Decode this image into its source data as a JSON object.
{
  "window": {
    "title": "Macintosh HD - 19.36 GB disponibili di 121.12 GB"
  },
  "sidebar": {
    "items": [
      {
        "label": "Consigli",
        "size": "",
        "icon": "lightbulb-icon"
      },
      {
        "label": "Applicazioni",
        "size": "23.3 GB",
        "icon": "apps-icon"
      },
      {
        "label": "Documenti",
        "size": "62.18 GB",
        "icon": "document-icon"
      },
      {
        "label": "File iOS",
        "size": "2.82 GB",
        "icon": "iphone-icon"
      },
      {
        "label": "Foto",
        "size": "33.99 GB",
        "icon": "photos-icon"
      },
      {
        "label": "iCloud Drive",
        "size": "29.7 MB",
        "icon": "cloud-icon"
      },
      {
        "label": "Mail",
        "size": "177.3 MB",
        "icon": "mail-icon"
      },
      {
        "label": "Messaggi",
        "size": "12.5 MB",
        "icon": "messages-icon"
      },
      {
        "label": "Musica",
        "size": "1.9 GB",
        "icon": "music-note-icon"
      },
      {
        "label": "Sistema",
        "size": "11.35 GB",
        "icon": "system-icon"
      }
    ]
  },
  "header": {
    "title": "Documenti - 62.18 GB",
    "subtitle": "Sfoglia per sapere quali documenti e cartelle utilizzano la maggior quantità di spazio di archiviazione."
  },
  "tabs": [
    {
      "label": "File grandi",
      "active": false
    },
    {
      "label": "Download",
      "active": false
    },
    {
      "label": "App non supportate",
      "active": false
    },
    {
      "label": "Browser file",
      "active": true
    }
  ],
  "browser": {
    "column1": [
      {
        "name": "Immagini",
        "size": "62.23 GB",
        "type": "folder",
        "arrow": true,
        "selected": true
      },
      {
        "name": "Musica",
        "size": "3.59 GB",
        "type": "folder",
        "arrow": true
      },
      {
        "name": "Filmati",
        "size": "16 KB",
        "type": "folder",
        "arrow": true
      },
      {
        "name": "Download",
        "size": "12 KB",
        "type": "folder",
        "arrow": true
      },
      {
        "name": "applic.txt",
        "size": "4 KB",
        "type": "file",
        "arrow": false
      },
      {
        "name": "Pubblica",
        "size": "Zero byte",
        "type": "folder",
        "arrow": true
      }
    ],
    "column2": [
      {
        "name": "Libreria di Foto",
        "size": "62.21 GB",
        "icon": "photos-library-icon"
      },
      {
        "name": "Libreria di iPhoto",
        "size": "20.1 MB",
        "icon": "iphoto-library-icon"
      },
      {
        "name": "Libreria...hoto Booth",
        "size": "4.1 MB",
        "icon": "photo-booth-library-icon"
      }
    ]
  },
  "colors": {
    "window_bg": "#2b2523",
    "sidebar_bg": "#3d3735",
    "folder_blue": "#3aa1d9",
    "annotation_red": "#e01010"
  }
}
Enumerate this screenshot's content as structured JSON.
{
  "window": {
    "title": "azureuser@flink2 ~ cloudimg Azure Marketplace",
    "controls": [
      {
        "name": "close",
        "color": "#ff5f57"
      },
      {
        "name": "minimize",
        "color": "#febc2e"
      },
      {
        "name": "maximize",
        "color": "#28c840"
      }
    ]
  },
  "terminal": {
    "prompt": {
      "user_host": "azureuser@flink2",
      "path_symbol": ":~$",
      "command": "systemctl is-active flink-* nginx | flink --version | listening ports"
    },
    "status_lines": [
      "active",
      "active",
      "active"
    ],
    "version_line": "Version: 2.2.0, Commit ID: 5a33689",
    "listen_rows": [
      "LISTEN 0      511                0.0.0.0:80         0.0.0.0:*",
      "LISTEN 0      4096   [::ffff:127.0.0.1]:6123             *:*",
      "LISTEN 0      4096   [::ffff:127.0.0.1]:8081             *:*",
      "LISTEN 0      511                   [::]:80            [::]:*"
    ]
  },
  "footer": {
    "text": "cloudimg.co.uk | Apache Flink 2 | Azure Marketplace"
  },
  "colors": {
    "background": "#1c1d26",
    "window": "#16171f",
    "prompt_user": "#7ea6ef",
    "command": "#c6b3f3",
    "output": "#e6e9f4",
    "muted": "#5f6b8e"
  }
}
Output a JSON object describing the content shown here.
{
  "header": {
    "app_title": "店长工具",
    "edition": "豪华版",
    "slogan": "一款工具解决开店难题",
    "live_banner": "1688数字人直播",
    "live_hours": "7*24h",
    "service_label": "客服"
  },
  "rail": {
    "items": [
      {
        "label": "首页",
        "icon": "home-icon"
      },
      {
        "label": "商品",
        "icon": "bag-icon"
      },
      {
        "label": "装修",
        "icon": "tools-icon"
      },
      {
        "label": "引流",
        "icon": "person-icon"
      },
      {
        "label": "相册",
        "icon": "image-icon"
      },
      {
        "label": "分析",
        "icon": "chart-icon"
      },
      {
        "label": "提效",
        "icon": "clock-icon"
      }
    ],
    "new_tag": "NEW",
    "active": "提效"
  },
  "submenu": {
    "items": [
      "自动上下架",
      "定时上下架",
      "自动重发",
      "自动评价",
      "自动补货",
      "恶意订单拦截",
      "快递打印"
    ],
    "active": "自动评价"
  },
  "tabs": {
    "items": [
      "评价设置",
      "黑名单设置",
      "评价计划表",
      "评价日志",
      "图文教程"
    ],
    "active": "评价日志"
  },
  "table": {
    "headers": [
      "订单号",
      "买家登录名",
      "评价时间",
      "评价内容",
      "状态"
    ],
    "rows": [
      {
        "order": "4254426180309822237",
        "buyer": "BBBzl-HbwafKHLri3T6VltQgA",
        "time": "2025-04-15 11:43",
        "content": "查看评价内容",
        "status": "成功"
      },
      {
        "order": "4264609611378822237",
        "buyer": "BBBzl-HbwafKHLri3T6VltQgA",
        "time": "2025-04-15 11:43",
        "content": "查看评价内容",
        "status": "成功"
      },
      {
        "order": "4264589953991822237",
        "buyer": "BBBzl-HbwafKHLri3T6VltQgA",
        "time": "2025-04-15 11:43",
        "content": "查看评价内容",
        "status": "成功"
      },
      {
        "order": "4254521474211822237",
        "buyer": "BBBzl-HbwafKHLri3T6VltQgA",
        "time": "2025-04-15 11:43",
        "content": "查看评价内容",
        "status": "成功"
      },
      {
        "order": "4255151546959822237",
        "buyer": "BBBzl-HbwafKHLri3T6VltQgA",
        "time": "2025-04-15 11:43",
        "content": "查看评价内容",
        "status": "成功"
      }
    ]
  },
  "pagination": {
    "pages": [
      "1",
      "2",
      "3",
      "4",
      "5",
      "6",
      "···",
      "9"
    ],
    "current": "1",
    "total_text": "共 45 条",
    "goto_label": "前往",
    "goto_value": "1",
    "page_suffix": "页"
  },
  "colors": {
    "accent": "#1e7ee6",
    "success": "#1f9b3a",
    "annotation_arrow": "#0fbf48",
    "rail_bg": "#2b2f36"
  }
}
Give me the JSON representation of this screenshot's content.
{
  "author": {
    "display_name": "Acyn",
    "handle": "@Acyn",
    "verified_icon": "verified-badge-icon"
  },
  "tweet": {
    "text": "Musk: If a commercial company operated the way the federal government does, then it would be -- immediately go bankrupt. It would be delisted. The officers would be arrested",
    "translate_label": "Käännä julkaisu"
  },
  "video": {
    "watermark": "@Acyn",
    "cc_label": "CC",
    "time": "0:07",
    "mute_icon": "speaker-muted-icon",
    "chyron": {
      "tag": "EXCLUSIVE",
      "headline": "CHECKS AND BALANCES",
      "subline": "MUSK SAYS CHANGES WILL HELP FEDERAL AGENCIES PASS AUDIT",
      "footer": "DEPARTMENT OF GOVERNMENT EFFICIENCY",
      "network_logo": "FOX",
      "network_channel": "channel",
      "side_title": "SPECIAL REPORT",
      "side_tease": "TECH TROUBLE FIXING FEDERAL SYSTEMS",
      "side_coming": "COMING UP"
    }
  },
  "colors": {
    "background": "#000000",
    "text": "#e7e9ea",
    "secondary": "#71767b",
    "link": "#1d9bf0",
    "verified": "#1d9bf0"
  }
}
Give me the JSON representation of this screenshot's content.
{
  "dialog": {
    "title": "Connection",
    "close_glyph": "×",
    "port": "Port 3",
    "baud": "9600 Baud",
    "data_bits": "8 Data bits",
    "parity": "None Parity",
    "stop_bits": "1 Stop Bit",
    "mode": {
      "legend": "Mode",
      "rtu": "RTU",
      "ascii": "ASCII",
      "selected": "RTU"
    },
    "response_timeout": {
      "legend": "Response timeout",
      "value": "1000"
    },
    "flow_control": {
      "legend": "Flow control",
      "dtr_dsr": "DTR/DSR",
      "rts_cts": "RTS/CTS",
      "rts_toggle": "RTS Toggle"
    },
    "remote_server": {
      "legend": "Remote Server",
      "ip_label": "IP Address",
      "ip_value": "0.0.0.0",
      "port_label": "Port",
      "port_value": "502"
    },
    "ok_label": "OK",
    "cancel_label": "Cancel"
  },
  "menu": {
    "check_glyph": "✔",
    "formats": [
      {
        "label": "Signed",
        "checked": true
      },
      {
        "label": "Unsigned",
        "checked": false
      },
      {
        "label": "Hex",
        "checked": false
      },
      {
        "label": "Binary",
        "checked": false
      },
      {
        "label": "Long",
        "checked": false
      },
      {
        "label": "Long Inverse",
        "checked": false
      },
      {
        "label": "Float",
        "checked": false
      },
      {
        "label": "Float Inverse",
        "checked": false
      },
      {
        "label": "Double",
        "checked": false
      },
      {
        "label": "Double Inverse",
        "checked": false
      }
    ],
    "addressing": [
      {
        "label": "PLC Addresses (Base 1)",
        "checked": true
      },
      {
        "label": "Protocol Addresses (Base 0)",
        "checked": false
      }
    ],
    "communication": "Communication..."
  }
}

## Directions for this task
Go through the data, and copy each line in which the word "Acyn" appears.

## Task response
    "display_name": "Acyn",
    "handle": "@Acyn",
    "watermark": "@Acyn",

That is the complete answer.